Europe money passport


Savvy ways to save on your next European holiday

Published August 26th, 2013

Of all the destinations in the world, few lure us in with its history, beauty and culture like Europe, only to inevitably leave us with a giant hole in our pocket. From the lousy British Pound exchange rate to the heartbreaking hotel rates in Paris, a holiday in Europe can be an expensive endeavour - but it doesn’t have to leave you broke either. To get the most bang for your Euro and Pound, here are some savvy ways to save on your next European holiday.


Avoid excessive fees with a cash passport

While there’s no avoiding spending money in Europe, you can spend it wisely. And the best way to do so is by spending it with a cash passport. Avoiding the exorbitant international credit-card fees and locking in a competitive exchange rate, the multi-currency cash passport allows you to load your own money onto the card in the form of British Pounds and Euros. With added security in that the card is separate from your bank account, the best part about the passport though is that it is accepted wherever MasterCard is and (for the most part) doesn’t charge any fees for international ATM withdrawals.


Buy a city pass and transport pass

Not just a savvy strategy for Europe but pretty much everywhere in the world, If you’re staying in a city for longer than a day, a city pass and multi-trip public transport pass are well worth the price. Most city passes will include entry to a range of attractions and museums, so you can well and truly get your money’s worth depending on how much you want to see and do. For getting around your destination, a multi-trip transport pass is always much more economical than buying individual tickets, not to mention a whole lot easier.


Save on museum fees

One of the best parts of a Europe holiday is the museums you can visit; the Louvre in Paris, the Tate Modern in London, the Van Gogh Museum in Amsterdam. While entry fees to these establishments do add up, it’s possible to save a few Euros by doing your research. Many of Europe’s museums are free on certain days and nights in order to manage crowds. Some even offer free days just for young adults like The Louvre which is free on Fridays for those aged 18 to 25.

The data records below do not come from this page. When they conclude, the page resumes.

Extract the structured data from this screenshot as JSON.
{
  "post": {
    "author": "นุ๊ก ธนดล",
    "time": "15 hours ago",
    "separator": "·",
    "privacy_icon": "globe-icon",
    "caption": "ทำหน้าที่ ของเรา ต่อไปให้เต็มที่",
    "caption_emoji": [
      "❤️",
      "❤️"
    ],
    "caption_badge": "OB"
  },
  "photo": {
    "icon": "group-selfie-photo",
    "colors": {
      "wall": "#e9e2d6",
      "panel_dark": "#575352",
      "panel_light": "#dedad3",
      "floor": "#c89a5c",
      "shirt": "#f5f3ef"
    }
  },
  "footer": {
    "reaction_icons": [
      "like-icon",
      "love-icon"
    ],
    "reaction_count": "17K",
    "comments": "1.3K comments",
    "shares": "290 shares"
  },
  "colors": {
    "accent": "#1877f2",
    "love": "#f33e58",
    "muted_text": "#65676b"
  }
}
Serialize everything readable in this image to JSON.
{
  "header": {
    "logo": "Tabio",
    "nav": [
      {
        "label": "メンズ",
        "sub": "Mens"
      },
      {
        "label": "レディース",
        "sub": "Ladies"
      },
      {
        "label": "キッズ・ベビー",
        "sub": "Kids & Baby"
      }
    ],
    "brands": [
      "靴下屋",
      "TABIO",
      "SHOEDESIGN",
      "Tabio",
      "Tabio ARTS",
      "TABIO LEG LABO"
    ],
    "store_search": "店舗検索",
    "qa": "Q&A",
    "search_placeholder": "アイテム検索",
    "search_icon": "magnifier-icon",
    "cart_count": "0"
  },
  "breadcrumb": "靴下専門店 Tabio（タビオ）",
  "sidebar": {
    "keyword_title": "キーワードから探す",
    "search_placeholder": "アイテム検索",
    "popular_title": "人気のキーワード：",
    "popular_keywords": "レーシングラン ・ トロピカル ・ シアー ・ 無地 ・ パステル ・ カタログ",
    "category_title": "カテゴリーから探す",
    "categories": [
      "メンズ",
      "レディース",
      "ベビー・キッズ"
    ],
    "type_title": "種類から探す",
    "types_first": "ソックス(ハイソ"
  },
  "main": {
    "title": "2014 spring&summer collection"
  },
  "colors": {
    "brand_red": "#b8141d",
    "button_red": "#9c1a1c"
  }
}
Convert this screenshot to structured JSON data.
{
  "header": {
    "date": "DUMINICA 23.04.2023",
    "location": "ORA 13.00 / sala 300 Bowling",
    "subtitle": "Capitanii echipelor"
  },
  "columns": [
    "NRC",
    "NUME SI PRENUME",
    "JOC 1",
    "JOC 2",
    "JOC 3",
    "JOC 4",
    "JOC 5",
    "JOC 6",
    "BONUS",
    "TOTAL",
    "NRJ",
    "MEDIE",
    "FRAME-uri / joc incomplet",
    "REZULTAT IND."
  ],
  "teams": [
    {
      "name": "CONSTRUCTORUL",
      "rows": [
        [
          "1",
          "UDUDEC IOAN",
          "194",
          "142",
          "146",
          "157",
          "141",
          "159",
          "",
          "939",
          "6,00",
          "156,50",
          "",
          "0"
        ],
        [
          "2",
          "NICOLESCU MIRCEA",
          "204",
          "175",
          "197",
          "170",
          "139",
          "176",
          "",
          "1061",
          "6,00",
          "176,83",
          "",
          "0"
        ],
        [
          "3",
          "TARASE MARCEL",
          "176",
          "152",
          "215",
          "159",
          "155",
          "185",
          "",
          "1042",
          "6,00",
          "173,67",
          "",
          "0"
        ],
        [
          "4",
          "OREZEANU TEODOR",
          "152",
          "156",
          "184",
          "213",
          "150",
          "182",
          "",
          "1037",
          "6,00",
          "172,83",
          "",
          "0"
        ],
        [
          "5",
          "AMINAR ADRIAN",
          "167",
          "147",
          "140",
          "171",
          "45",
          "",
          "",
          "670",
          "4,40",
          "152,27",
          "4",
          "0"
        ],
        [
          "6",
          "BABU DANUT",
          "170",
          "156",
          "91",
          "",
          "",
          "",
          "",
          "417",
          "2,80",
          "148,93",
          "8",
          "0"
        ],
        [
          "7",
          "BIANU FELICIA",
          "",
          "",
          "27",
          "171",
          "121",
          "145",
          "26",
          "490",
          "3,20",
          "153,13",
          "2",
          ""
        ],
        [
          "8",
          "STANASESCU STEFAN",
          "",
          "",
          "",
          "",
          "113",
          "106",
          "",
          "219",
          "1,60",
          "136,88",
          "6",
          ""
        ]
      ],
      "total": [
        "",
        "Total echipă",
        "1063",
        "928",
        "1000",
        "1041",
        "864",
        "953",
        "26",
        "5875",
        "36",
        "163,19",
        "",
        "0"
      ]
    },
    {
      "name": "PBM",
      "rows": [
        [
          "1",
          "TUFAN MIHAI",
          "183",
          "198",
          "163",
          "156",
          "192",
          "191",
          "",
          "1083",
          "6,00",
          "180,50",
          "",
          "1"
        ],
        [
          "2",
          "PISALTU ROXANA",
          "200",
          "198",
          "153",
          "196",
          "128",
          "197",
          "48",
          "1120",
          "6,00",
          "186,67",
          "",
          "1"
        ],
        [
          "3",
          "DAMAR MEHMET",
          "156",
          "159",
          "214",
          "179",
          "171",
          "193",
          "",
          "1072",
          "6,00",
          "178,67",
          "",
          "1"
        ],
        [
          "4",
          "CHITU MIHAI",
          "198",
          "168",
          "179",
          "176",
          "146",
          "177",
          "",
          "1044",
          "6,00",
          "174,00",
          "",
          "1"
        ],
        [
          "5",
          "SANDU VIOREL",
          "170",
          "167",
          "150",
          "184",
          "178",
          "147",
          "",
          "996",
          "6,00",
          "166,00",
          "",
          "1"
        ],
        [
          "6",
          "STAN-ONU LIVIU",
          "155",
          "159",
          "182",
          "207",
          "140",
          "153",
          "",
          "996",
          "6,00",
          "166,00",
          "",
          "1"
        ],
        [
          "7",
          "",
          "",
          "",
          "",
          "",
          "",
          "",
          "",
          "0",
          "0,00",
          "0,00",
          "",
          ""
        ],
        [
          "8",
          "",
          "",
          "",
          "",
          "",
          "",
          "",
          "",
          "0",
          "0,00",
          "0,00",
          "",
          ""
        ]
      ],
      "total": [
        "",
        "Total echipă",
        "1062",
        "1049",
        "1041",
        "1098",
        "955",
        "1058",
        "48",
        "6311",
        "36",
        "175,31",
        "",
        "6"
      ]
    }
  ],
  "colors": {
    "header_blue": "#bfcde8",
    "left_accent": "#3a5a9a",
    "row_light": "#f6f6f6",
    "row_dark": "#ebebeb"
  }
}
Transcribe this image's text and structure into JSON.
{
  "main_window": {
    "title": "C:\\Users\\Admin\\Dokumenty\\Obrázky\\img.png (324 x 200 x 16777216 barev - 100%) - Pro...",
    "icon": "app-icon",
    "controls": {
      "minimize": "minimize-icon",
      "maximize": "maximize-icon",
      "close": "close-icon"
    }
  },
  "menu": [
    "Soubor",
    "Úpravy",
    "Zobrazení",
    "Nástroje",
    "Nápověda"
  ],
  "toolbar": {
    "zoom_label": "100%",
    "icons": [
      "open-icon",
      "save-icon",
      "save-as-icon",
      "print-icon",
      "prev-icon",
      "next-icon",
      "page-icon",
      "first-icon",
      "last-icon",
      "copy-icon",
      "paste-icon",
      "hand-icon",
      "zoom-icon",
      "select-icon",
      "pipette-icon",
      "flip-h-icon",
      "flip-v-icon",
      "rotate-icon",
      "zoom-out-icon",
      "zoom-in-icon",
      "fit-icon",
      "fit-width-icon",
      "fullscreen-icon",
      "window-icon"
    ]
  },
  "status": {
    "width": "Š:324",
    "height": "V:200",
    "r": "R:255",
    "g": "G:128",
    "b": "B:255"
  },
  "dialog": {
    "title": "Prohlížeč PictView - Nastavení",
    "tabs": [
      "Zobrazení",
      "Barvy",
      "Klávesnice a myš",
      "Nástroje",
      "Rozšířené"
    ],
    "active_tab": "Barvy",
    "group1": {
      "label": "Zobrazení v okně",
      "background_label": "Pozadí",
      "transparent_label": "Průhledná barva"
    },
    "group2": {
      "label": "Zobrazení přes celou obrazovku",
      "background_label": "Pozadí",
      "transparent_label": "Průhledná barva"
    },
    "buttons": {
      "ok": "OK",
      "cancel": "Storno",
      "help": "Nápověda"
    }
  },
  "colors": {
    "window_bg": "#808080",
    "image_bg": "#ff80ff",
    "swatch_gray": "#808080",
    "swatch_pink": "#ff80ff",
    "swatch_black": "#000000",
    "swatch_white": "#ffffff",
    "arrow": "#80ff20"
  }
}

Don’t be afraid to haggle

You might not want to try it at Topshop, but haggling is perfectly acceptable in other parts of Europe. To make a cheap feed even cheaper or to pick up a bargain souvenir, don’t be afraid to haggle at some of Europe’s outdoor markets and street vendors, particularly in countries like Italy, Greece and Spain.



Lauren Burvill

Australian born but London based, I'm a sucker for big cities and small tropical islands. When travelling, I like eating like a local, dressing like a local, but staying in 5 star style. Have a travel story to share? Tweet me @laurenburvill.